- _Work to complete_: Return each line in the records below that includes "tscn".

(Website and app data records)
===============

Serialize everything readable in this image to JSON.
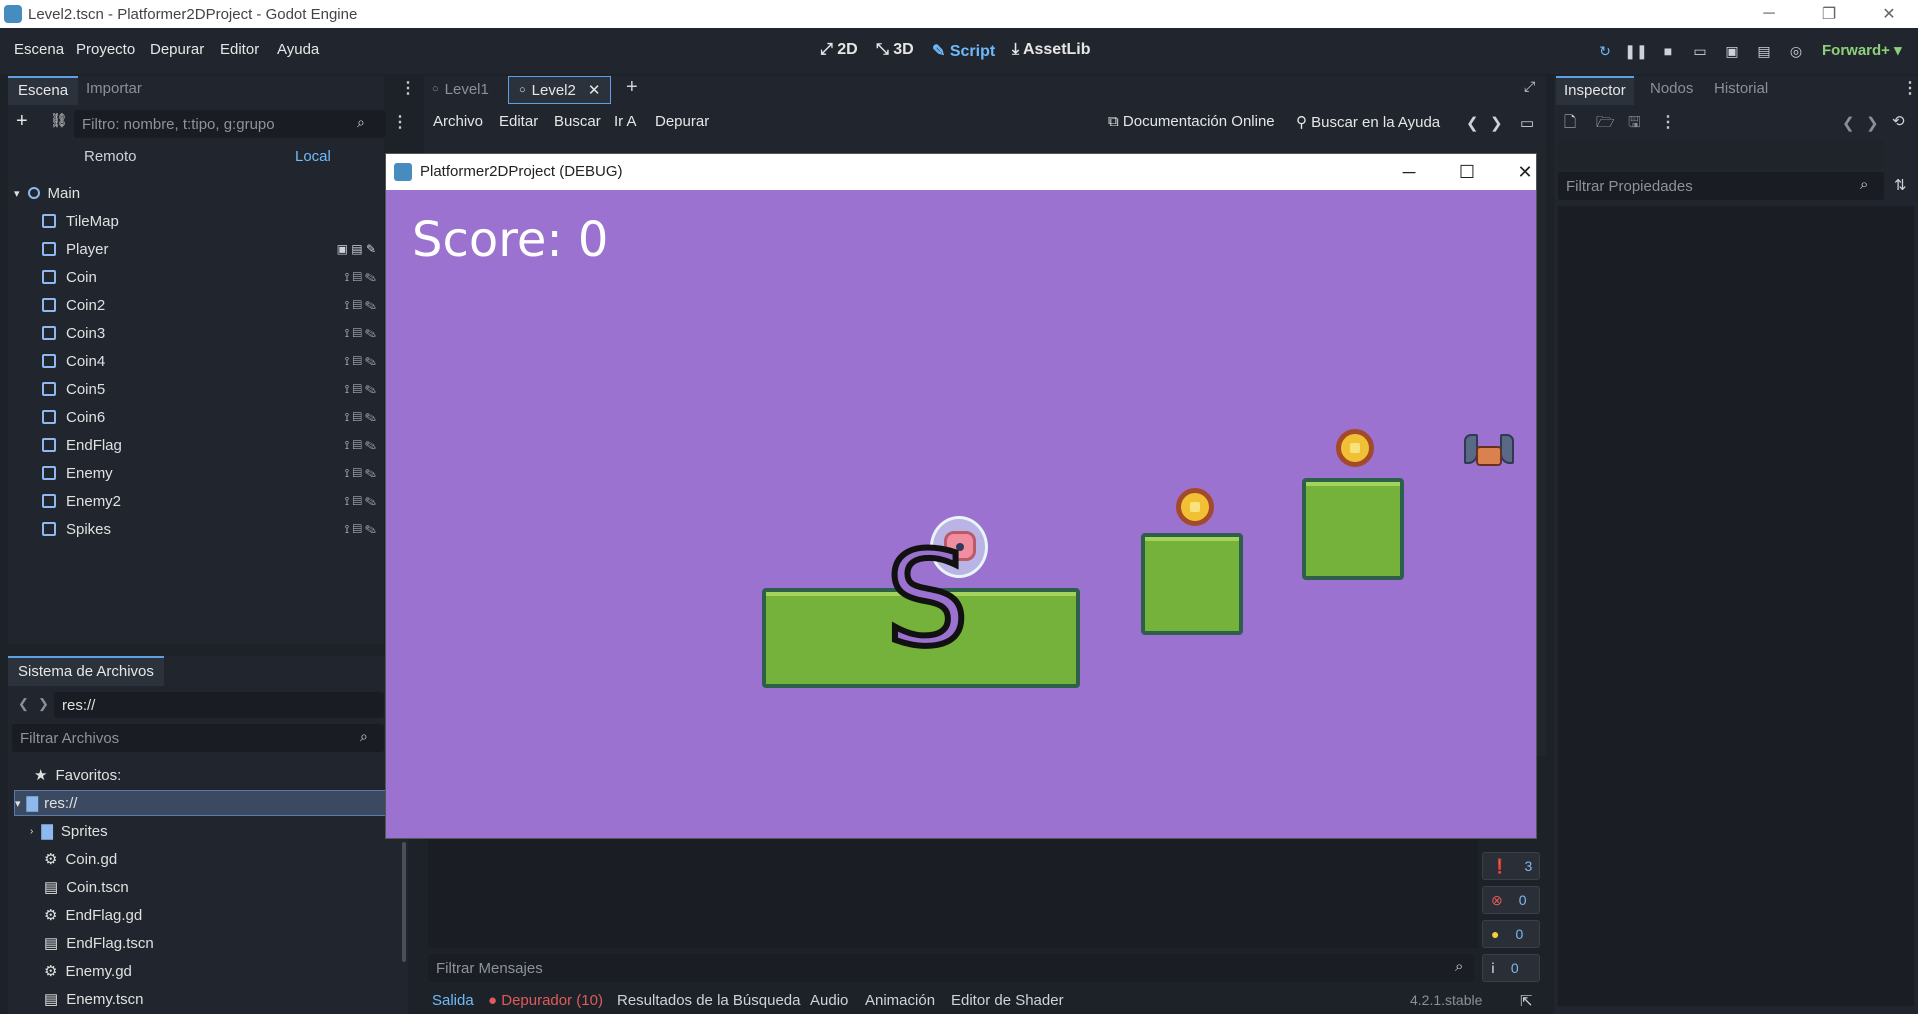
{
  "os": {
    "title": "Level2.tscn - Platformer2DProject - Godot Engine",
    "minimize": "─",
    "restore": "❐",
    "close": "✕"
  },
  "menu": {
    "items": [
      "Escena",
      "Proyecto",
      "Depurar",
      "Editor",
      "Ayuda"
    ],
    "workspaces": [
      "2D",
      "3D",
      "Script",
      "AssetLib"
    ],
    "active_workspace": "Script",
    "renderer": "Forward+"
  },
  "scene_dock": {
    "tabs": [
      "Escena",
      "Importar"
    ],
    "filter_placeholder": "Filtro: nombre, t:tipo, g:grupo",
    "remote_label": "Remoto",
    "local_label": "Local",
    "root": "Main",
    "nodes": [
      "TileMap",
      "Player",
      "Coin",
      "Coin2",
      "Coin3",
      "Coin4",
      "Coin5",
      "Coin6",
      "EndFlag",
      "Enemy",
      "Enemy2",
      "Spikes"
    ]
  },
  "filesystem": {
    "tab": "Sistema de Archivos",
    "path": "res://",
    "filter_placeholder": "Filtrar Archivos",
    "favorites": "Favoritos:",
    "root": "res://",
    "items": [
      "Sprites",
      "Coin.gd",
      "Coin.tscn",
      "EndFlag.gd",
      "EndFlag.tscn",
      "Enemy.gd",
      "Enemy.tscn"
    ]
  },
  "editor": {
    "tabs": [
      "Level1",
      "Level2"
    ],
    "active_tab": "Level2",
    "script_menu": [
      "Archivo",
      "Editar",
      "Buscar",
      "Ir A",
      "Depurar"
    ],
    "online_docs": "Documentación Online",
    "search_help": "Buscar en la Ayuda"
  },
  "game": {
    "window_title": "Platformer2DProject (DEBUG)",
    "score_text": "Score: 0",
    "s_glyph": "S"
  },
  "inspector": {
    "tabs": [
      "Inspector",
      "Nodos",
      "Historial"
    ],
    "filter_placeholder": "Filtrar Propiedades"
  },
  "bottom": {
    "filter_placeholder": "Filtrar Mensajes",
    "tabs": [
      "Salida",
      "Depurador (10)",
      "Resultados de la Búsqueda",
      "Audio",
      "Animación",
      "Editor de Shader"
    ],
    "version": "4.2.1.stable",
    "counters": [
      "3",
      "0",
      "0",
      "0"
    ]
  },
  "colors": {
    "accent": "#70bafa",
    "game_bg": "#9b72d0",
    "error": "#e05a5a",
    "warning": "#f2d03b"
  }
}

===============

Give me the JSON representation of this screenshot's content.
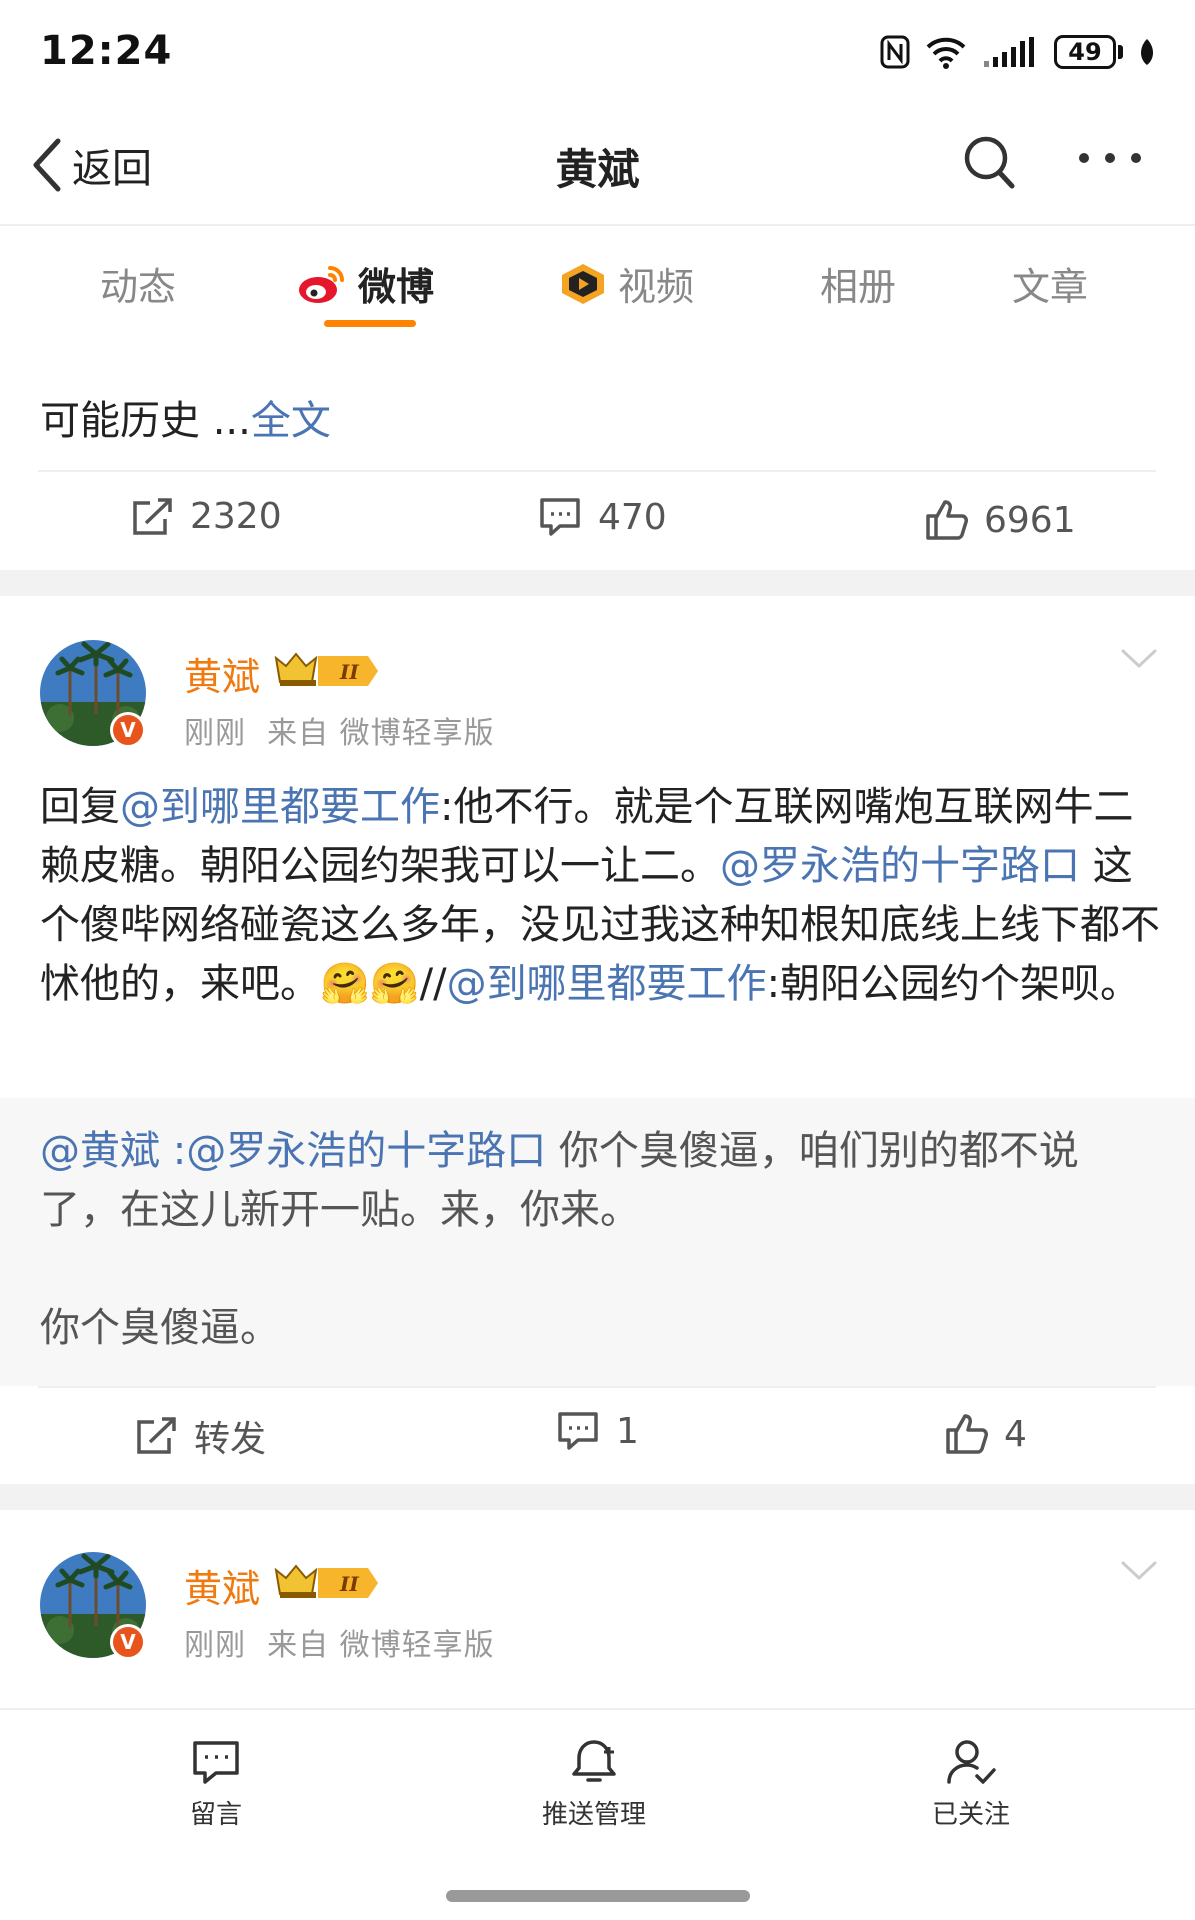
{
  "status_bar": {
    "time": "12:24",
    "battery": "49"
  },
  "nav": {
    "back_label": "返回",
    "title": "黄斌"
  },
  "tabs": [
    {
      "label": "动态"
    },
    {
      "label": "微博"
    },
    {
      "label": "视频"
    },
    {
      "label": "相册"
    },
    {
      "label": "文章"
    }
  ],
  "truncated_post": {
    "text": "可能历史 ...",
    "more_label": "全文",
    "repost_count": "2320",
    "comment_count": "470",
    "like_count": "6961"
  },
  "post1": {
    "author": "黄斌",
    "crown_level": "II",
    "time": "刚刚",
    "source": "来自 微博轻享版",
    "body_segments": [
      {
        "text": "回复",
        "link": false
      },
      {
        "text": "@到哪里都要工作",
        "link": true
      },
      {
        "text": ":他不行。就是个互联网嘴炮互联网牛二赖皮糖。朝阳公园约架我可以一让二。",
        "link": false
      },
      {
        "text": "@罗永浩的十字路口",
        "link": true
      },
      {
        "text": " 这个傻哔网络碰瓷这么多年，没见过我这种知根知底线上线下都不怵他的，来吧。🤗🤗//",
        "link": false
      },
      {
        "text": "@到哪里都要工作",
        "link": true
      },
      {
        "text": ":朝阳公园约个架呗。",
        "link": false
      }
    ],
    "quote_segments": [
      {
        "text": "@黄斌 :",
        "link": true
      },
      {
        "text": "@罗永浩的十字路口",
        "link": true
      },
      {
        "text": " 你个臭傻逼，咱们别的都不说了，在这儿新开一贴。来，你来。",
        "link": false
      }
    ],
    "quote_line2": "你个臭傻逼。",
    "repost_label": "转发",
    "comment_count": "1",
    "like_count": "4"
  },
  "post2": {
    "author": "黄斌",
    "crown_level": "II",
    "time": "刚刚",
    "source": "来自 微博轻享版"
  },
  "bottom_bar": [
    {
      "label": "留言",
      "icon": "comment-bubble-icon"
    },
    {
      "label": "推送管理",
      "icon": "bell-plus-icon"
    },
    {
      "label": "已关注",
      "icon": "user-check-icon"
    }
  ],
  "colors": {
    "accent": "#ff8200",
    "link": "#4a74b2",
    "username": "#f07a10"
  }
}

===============

- _Answer_:
    "title": "Level2.tscn - Platformer2DProject - Godot Engine",
      "Coin.tscn",
      "EndFlag.tscn",
      "Enemy.tscn"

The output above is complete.